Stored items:
[Start of Attachment]

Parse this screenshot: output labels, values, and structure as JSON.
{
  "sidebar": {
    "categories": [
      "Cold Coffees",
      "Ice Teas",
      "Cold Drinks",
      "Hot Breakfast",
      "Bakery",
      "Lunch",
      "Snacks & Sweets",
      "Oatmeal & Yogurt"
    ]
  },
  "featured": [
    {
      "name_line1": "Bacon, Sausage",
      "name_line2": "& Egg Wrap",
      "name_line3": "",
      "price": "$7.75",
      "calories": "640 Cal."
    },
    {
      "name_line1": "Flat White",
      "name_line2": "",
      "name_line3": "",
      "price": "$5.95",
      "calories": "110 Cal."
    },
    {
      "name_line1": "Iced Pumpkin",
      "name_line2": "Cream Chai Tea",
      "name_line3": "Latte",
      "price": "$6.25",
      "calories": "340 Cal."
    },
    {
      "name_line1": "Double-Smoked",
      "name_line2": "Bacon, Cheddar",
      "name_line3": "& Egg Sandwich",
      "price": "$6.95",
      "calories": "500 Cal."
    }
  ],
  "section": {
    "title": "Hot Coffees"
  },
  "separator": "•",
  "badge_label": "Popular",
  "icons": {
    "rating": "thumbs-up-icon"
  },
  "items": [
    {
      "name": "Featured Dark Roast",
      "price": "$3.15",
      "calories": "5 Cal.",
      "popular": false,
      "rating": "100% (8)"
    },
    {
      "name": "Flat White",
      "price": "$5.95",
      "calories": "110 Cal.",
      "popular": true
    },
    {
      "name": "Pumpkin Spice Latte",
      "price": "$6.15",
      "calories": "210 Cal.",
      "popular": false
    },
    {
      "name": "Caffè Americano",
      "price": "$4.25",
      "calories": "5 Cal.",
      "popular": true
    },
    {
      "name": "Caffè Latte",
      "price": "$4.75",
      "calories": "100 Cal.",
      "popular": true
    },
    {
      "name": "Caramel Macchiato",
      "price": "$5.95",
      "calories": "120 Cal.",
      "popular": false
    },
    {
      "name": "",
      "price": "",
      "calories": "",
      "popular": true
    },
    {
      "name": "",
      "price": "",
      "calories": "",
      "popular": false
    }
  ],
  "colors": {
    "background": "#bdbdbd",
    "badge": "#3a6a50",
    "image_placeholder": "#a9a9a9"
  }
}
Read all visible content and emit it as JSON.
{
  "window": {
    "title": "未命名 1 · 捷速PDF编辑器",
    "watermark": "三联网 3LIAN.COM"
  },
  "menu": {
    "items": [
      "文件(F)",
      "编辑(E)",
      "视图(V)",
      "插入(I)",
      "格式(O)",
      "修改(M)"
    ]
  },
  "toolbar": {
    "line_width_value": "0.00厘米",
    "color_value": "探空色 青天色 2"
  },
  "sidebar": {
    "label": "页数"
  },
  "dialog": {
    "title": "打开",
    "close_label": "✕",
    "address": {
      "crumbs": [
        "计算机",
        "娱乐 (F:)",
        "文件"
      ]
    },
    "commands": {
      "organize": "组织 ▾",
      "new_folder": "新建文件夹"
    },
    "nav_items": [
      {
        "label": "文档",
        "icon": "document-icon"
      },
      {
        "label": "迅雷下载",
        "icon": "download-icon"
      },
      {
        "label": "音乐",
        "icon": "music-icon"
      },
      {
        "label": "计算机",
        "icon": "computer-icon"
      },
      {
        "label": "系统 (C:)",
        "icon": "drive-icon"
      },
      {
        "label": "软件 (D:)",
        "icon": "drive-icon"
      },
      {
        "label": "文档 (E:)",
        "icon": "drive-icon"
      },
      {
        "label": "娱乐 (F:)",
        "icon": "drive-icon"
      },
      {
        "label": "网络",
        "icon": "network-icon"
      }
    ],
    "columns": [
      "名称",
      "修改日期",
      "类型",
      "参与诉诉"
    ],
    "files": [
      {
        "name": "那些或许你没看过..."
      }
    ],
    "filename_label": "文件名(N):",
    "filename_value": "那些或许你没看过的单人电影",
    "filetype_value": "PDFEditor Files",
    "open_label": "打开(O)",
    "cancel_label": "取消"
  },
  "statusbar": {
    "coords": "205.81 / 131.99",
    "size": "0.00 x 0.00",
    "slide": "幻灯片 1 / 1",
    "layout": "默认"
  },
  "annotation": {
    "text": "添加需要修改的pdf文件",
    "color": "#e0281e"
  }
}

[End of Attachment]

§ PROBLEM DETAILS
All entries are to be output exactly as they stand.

§ TASK RESPONSE
Parse this screenshot: output labels, values, and structure as JSON.
{
  "sidebar": {
    "categories": [
      "Cold Coffees",
      "Ice Teas",
      "Cold Drinks",
      "Hot Breakfast",
      "Bakery",
      "Lunch",
      "Snacks & Sweets",
      "Oatmeal & Yogurt"
    ]
  },
  "featured": [
    {
      "name_line1": "Bacon, Sausage",
      "name_line2": "& Egg Wrap",
      "name_line3": "",
      "price": "$7.75",
      "calories": "640 Cal."
    },
    {
      "name_line1": "Flat White",
      "name_line2": "",
      "name_line3": "",
      "price": "$5.95",
      "calories": "110 Cal."
    },
    {
      "name_line1": "Iced Pumpkin",
      "name_line2": "Cream Chai Tea",
      "name_line3": "Latte",
      "price": "$6.25",
      "calories": "340 Cal."
    },
    {
      "name_line1": "Double-Smoked",
      "name_line2": "Bacon, Cheddar",
      "name_line3": "& Egg Sandwich",
      "price": "$6.95",
      "calories": "500 Cal."
    }
  ],
  "section": {
    "title": "Hot Coffees"
  },
  "separator": "•",
  "badge_label": "Popular",
  "icons": {
    "rating": "thumbs-up-icon"
  },
  "items": [
    {
      "name": "Featured Dark Roast",
      "price": "$3.15",
      "calories": "5 Cal.",
      "popular": false,
      "rating": "100% (8)"
    },
    {
      "name": "Flat White",
      "price": "$5.95",
      "calories": "110 Cal.",
      "popular": true
    },
    {
      "name": "Pumpkin Spice Latte",
      "price": "$6.15",
      "calories": "210 Cal.",
      "popular": false
    },
    {
      "name": "Caffè Americano",
      "price": "$4.25",
      "calories": "5 Cal.",
      "popular": true
    },
    {
      "name": "Caffè Latte",
      "price": "$4.75",
      "calories": "100 Cal.",
      "popular": true
    },
    {
      "name": "Caramel Macchiato",
      "price": "$5.95",
      "calories": "120 Cal.",
      "popular": false
    },
    {
      "name": "",
      "price": "",
      "calories": "",
      "popular": true
    },
    {
      "name": "",
      "price": "",
      "calories": "",
      "popular": false
    }
  ],
  "colors": {
    "background": "#bdbdbd",
    "badge": "#3a6a50",
    "image_placeholder": "#a9a9a9"
  }
}
Read all visible content and emit it as JSON.
{
  "window": {
    "title": "未命名 1 · 捷速PDF编辑器",
    "watermark": "三联网 3LIAN.COM"
  },
  "menu": {
    "items": [
      "文件(F)",
      "编辑(E)",
      "视图(V)",
      "插入(I)",
      "格式(O)",
      "修改(M)"
    ]
  },
  "toolbar": {
    "line_width_value": "0.00厘米",
    "color_value": "探空色 青天色 2"
  },
  "sidebar": {
    "label": "页数"
  },
  "dialog": {
    "title": "打开",
    "close_label": "✕",
    "address": {
      "crumbs": [
        "计算机",
        "娱乐 (F:)",
        "文件"
      ]
    },
    "commands": {
      "organize": "组织 ▾",
      "new_folder": "新建文件夹"
    },
    "nav_items": [
      {
        "label": "文档",
        "icon": "document-icon"
      },
      {
        "label": "迅雷下载",
        "icon": "download-icon"
      },
      {
        "label": "音乐",
        "icon": "music-icon"
      },
      {
        "label": "计算机",
        "icon": "computer-icon"
      },
      {
        "label": "系统 (C:)",
        "icon": "drive-icon"
      },
      {
        "label": "软件 (D:)",
        "icon": "drive-icon"
      },
      {
        "label": "文档 (E:)",
        "icon": "drive-icon"
      },
      {
        "label": "娱乐 (F:)",
        "icon": "drive-icon"
      },
      {
        "label": "网络",
        "icon": "network-icon"
      }
    ],
    "columns": [
      "名称",
      "修改日期",
      "类型",
      "参与诉诉"
    ],
    "files": [
      {
        "name": "那些或许你没看过..."
      }
    ],
    "filename_label": "文件名(N):",
    "filename_value": "那些或许你没看过的单人电影",
    "filetype_value": "PDFEditor Files",
    "open_label": "打开(O)",
    "cancel_label": "取消"
  },
  "statusbar": {
    "coords": "205.81 / 131.99",
    "size": "0.00 x 0.00",
    "slide": "幻灯片 1 / 1",
    "layout": "默认"
  },
  "annotation": {
    "text": "添加需要修改的pdf文件",
    "color": "#e0281e"
  }
}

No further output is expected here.